Participants at the EngageAI Forum identified misconceptions and limitations of how AI tools work. For example, one educator did not realize that by inputting a students’ personal identifiable information, like individualized education program (IEP) content, into ChatGPT presents a variety of privacy and data security issues. Another misconception among educators and some researchers alike is that Generative AI tools are good for answering any type of question or prompt. Researchers who had experience bridging the research-practice gap found it necessary to explain to participants that Generative AI tools are not actually designed to do some things, such as organizing data or doing math. This is explained in detail in Dr. Judi Fusco’s Quick Start Guide for Understanding ChatGPT where she writes that she “won’t use it for anything where I need to be certain that the writing is accurate and truthful.” Much more has been written about Generative AI tools hallucinating and being inaccurate and it’s important to share these issues with educators as we help them develop expertise in AI literacy. Another way we can do this is by co-designing tools and examples of professional learning experiences with educators.

Sharing Co-Designed Professional Learning Tools and Examples

“It is vitally important to our teachers that we keep them in the loop. Many times teachers don’t realize how AI has already been infused in their classrooms” – Nneka McGee, EngageAI Practitioner Advisory Board Member

As we’ve learned from colleagues Kristal Brister Philyaw and Maria Romero, among others, powerful and accessible learning experiences for educators require intentional design. In these professional learning opportunities, the needs of educators need to be balanced with the outcomes of the work and the technical understandings of the systems we are working with. To this end, the EngageAI Practitioner Advisory Board members will be working to adapt AI literacy resources originally developed by Dr. Victor Lee and the Classroom-Ready Resources About AI For Teaching (CRAFT) team at the Stanford Graduate School of Education for use with educators. Originally serving as a collaboration between the Graduate School of Education and Institute for Human-Centered AI; the CRAFT materials were originally designed to be taught in high school classrooms to help students explore, understand, question, and critique AI. CRAFT intentionally pursued a multidisciplinary approach so educators with a variety of discipline backgrounds can teach about AI and we hope to engage in similar co-design methods to adapt the content for educator professional learning experiences. The EngageAI Practitioner Advisory Board will review the existing CRAFT materials and use them as a foundation for developing professional learning trainings including materials like one page guidance documents, facilitation slide decks, and practice activities.  

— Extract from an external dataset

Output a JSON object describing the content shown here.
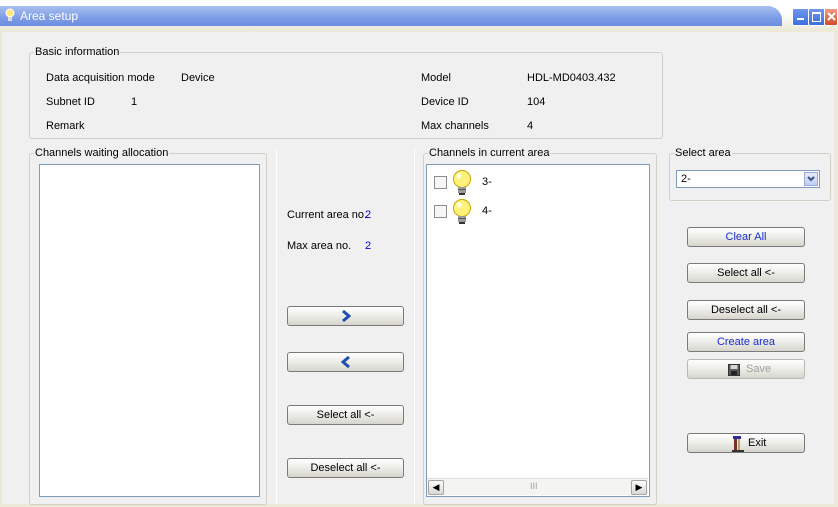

If you’re passionate about AI literacy for teaching with and about AI please sign up for the EngageAI mailing list to join this important conversation.